Assignment: Among the entries below, copy every line that carries the word "color".
--- Exercise data Enclosed Below ---
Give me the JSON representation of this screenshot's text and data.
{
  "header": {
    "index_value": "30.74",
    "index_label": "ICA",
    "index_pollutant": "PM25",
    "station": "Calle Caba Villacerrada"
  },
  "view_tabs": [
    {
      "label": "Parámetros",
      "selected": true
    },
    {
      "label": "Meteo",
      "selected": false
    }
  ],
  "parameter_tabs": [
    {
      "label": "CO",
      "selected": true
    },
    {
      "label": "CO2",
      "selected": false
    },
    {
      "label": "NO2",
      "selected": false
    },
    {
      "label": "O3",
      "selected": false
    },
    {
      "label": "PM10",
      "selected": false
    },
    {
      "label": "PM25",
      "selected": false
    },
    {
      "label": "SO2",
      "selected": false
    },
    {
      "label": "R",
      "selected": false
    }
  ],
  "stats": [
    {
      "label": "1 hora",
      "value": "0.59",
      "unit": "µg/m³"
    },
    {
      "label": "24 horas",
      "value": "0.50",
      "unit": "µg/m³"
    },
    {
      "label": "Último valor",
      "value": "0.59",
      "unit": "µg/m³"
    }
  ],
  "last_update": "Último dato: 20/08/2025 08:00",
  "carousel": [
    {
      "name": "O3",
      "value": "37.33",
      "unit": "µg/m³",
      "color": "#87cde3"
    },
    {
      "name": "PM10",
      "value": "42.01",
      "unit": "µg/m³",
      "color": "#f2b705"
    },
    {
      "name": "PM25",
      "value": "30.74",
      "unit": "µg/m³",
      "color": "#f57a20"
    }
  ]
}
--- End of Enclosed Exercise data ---
Result for this task:
      "color": "#87cde3"
      "color": "#f2b705"
      "color": "#f57a20"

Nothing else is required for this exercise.